In eyes with emmetropia as target refraction, 26% of cPRK eyes and 33% of LASEK eyes (P=1.00) had an UDVA ≤ 0.00 (logMAR) at final follow-up. Also, no cPRK eyes, and 2 LASEK eyes (3.6%) had lost 2 or more lines of CDVA. At final follow-up the mean corneal densitometry was 12.31±0.80 in cPRK eyes and 12.30±0.84 in LASEK eyes (P=0.74), and trace haze was found in 4 cPRK eyes (6%) and 6 LASEK eyes (11%) (P=0.51). Ninetyfive percent of all patients were satisfied or very satisfied with the surgery 5 to 7 years after surgery.

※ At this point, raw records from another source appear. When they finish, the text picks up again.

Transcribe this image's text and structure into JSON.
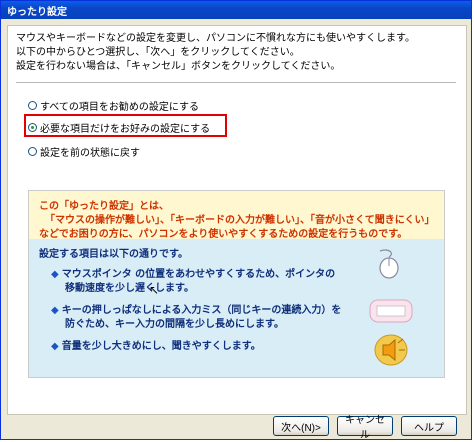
{
  "window": {
    "title": "ゆったり設定"
  },
  "intro": {
    "line1": "マウスやキーボードなどの設定を変更し、パソコンに不慣れな方にも使いやすくします。",
    "line2": "以下の中からひとつ選択し、「次へ」をクリックしてください。",
    "line3": "設定を行わない場合は、「キャンセル」ボタンをクリックしてください。"
  },
  "options": [
    {
      "label": "すべての項目をお勧めの設定にする",
      "checked": false
    },
    {
      "label": "必要な項目だけをお好みの設定にする",
      "checked": true
    },
    {
      "label": "設定を前の状態に戻す",
      "checked": false
    }
  ],
  "info": {
    "top1": "この「ゆったり設定」とは、",
    "top2": "「マウスの操作が難しい」、「キーボードの入力が難しい」、「音が小さくて聞きにくい」",
    "top3": "などでお困りの方に、パソコンをより使いやすくするための設定を行うものです。",
    "items_heading": "設定する項目は以下の通りです。",
    "bullet": "◆",
    "item1_line1": "マウスポインタ の位置をあわせやすくするため、ポインタの",
    "item1_line2": "移動速度を少し遅くします。",
    "item2_line1": "キーの押しっぱなしによる入力ミス（同じキーの連続入力）を",
    "item2_line2": "防ぐため、キー入力の間隔を少し長めにします。",
    "item3_line1": "音量を少し大きめにし、聞きやすくします。"
  },
  "buttons": {
    "next": "次へ(N)>",
    "cancel": "キャンセル",
    "help": "ヘルプ"
  }
}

Conclusions: Both cPRK and LASEK seemed safe up to 7 years after surgery for treatment of myopia and low degrees of astigmatism. Results were comparable concerning refractive predictability, visual acuity, corneal haze, corneal densitometry and patient satisfaction, although the long-term predictability of cPRK seemed better. Financial Disclosures: None ">
Seven year follow-up after advanced surface ablation with excimer laser for treatment of myopia: Long-term outcomes of cooling PRK and LASEK.
mesheuropmc: eye diseases | genetic structures | sense organs
Purpose: <br/>To evaluate and compare refractive predictability, uncorrected and corrected distance visual acuity (UDVA and CDVA), corneal haze, corneal densitometry and patient satisfaction up to 7 years after Photorefractive Keratectomy with cooling (cPRK) and Laser-A...